• **Activity**:
Please copy every line below that contains the string "right".

(App and web page records)
Segment Open
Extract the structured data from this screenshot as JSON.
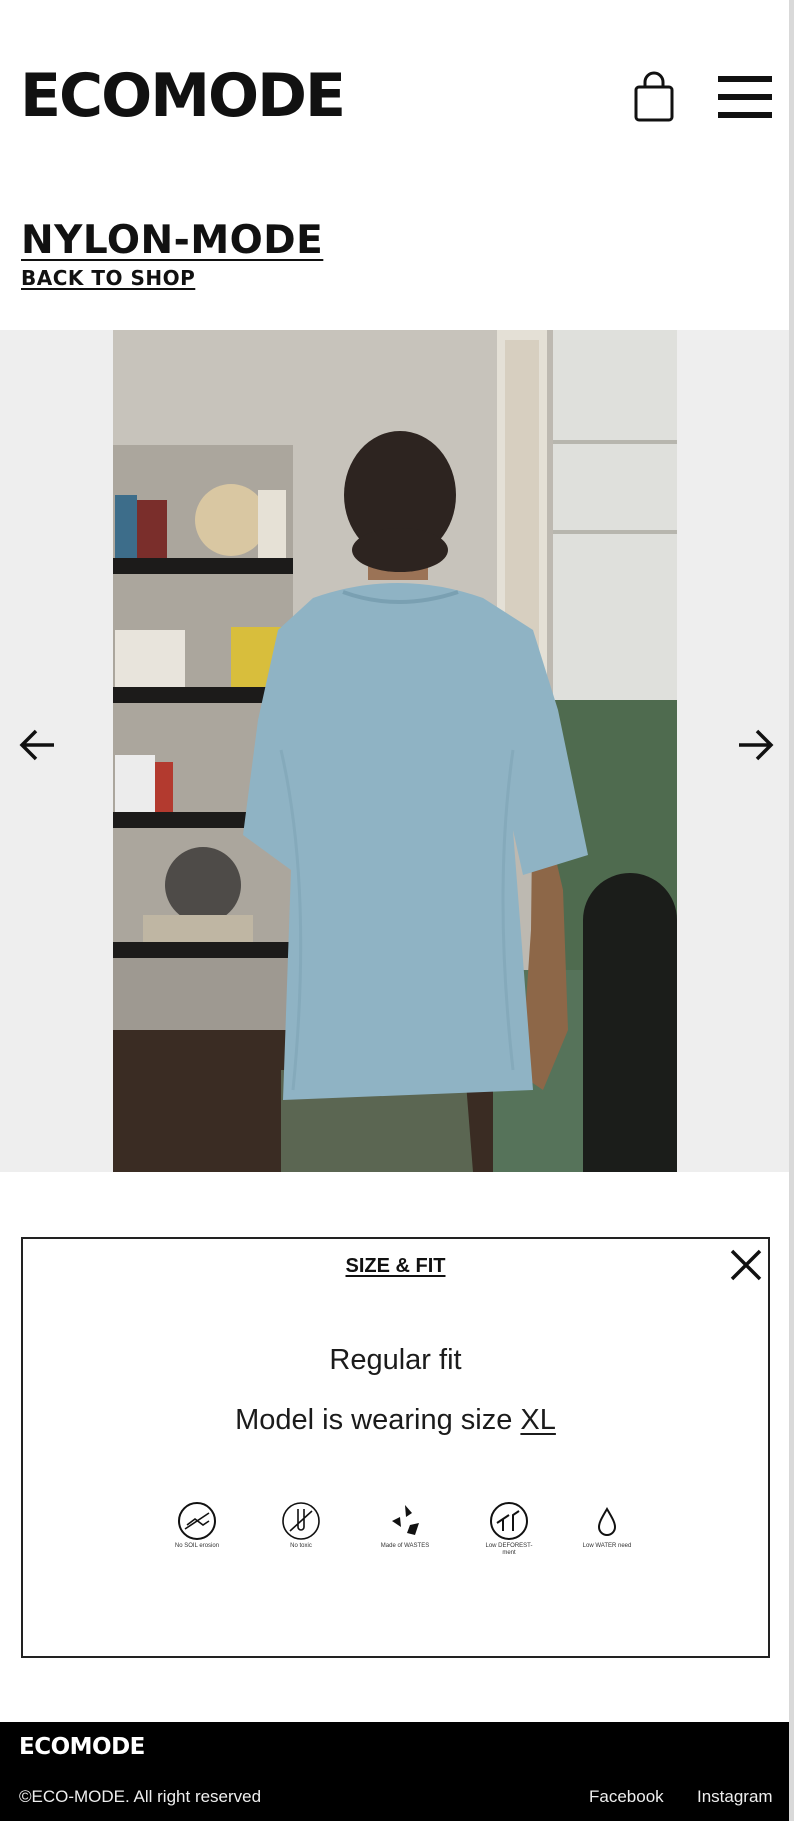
{
  "header": {
    "logo": "ECOMODE",
    "cart_icon": "shopping-bag-icon",
    "menu_icon": "hamburger-menu-icon"
  },
  "product": {
    "title": "NYLON-MODE",
    "back_link": "BACK TO SHOP"
  },
  "gallery": {
    "prev_icon": "arrow-left-icon",
    "next_icon": "arrow-right-icon",
    "image_alt": "Model from behind wearing light blue t-shirt"
  },
  "size_fit": {
    "title": "SIZE & FIT",
    "close_icon": "close-icon",
    "fit": "Regular fit",
    "model_prefix": "Model is wearing size ",
    "model_size": "XL",
    "eco_icons": [
      {
        "icon": "no-soil-erosion-icon",
        "caption": "No SOIL erosion"
      },
      {
        "icon": "no-toxic-icon",
        "caption": "No toxic"
      },
      {
        "icon": "made-of-waste-icon",
        "caption": "Made of WASTES"
      },
      {
        "icon": "low-deforestation-icon",
        "caption": "Low DEFOREST-ment"
      },
      {
        "icon": "water-drop-icon",
        "caption": "Low WATER need"
      }
    ]
  },
  "footer": {
    "logo": "ECOMODE",
    "copyright": "©ECO-MODE. All right reserved",
    "links": [
      "Facebook",
      "Instagram"
    ]
  },
  "colors": {
    "text": "#111111",
    "gallery_bg": "#eeeeee",
    "footer_bg": "#000000",
    "shirt": "#8fb3c4"
  }
}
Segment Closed
• **Your response**:
    "next_icon": "arrow-right-icon",
    "copyright": "©ECO-MODE. All right reserved",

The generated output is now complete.